Exercise description. The lines wanted are those in the data below that include "expanded".

Data in this exercise.

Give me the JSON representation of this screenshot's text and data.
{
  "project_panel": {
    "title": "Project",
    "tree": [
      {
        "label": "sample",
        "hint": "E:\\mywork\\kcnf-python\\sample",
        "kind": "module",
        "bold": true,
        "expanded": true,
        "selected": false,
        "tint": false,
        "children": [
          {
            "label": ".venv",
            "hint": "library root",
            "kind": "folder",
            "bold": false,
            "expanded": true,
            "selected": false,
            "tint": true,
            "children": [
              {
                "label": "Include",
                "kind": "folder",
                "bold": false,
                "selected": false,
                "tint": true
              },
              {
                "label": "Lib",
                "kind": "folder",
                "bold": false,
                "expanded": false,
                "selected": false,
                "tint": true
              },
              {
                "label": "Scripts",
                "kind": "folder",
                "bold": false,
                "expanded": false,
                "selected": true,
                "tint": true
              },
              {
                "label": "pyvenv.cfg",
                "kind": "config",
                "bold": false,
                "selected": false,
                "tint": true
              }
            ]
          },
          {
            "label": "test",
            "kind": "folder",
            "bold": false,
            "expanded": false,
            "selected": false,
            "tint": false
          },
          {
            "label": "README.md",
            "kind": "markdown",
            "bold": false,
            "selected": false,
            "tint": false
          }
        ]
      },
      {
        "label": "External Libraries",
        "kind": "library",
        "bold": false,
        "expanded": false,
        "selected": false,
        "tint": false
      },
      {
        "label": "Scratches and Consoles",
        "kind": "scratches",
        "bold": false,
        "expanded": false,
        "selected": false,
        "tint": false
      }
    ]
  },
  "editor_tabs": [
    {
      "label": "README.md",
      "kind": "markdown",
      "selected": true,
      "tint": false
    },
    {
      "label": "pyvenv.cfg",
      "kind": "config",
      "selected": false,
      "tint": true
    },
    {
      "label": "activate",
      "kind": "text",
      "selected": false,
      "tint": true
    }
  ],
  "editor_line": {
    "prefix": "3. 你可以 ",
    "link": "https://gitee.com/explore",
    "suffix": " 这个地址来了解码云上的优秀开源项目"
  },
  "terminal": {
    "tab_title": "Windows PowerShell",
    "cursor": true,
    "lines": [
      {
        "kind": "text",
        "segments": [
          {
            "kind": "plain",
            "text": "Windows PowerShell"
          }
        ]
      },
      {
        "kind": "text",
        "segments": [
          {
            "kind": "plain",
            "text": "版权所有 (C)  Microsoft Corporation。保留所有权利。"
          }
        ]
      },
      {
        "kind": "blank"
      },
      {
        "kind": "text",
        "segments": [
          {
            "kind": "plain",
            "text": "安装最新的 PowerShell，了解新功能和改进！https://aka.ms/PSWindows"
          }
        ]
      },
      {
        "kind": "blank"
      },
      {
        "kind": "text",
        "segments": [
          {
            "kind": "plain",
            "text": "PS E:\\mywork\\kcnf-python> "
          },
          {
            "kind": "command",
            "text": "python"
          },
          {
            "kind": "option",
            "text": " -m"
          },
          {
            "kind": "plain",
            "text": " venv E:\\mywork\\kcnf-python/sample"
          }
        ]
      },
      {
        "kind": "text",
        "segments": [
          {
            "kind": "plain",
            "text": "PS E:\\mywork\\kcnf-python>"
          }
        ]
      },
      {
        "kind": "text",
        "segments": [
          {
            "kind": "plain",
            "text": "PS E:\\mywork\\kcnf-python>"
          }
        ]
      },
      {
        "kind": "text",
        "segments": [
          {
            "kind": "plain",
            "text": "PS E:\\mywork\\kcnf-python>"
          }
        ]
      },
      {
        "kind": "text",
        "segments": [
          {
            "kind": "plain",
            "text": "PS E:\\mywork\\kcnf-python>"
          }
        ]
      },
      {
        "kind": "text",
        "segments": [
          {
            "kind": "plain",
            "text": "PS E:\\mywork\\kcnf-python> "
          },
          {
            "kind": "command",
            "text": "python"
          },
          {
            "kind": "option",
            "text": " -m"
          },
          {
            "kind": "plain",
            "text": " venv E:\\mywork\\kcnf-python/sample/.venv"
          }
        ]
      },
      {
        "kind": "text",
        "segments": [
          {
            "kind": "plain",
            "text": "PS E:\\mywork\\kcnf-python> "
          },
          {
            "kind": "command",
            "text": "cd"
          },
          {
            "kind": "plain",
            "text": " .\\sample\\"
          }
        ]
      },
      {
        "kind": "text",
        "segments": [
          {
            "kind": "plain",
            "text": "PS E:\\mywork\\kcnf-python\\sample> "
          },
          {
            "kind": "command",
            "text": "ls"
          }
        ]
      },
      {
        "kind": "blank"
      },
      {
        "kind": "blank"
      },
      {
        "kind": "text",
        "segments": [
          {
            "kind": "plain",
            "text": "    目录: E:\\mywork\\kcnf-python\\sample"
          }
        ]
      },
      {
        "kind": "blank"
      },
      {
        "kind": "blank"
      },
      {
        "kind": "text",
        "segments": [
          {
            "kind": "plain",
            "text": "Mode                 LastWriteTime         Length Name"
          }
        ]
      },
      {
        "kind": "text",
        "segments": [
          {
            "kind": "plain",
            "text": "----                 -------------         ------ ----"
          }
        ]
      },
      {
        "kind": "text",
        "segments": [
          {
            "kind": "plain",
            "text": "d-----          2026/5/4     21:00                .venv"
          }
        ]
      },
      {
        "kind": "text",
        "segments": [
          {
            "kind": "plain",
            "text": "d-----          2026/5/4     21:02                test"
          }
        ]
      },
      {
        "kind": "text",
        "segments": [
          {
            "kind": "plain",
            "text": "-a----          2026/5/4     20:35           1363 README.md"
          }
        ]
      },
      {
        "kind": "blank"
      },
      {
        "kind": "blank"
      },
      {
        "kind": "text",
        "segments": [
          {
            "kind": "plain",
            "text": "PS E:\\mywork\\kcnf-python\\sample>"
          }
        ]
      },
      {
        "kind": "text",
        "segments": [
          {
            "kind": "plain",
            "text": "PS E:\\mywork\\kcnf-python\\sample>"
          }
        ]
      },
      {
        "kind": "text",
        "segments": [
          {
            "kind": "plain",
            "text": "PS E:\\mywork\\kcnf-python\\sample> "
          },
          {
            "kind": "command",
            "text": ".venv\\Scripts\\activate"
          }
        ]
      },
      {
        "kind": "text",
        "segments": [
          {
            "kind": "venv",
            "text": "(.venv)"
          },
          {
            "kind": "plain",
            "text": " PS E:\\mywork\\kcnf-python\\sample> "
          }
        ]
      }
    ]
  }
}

Result for this task.
        "expanded": true,
            "expanded": true,
                "expanded": false,
                "expanded": false,
            "expanded": false,
        "expanded": false,
        "expanded": false,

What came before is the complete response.